“We just felt this was the most effective and productive way to get the information out, and to provide people with an opportunity to really take advantage of a very limited chance to clear up their problems with the DMV," Groves said.

She said the problems for thousands are serious, with families needing to drive to work to earn a living, but barely able to pay for food for their families.

“It’s a choice between whether or not you pay your rent, you pay utilities - and it really is more so an economic problem," Groves said.

Groves said a state law has drivers caught in a loop of repeat violation, making it hard to crawl out of.

“People may be unsympathetic, but our goal is we want licensed drivers," she said. "We want drivers to be responsible.
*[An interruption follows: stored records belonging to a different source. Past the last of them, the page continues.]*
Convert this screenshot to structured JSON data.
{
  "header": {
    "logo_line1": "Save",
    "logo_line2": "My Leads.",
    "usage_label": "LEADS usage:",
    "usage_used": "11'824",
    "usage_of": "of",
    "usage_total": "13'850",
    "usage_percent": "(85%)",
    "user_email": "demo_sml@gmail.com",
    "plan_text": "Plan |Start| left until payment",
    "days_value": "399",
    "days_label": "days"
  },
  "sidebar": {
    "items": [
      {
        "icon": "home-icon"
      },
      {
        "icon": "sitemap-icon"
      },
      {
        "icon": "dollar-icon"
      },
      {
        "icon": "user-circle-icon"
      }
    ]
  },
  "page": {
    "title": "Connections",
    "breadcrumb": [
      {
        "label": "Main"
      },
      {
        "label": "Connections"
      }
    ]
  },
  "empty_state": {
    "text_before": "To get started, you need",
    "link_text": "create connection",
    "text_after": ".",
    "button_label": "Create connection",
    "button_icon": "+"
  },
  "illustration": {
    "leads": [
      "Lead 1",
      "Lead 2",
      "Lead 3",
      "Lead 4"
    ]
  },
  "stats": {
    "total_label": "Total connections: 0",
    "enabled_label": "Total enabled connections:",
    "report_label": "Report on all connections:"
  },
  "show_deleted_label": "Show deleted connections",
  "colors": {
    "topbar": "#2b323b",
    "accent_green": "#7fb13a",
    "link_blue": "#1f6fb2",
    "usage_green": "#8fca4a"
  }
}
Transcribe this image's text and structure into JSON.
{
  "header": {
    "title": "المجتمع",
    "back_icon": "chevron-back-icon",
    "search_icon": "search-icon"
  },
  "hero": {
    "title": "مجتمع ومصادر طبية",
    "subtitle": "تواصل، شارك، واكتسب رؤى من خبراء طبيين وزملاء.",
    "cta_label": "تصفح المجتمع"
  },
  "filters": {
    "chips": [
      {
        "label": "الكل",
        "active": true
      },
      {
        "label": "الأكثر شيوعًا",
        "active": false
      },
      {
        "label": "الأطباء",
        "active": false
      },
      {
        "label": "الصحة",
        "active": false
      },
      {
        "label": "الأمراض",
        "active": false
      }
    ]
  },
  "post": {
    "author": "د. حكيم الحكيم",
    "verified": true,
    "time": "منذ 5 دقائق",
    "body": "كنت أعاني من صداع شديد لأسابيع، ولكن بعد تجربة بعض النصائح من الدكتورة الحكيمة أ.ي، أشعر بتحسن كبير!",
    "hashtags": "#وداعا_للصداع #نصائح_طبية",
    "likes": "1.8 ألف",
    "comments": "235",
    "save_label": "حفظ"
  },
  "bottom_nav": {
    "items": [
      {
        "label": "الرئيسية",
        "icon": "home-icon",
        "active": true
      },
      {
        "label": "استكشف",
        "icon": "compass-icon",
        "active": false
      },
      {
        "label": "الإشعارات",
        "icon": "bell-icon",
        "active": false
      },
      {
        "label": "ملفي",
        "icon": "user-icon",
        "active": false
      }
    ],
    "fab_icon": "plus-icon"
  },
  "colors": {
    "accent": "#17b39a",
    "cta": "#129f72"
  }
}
We want drivers who have found themselves in this web and they can’t get out, that this is the opportunity to get out.”

About three quarters of court dockets pertain to drivers with problems relating to licenses, and Groves said that doesn't mean drivers with DUI's or drug offenses.

The BMV program does not reduce reinstatement fees in cases where the underlying offense is alcohol, drug or weapons-related.

A complete waiver is only available for those who have SNAP cards, or those who can show proof that they are in the SNAP card application process.

People can apply online through July 31. Those who still have questions can call the hotline at (216) 664-6145.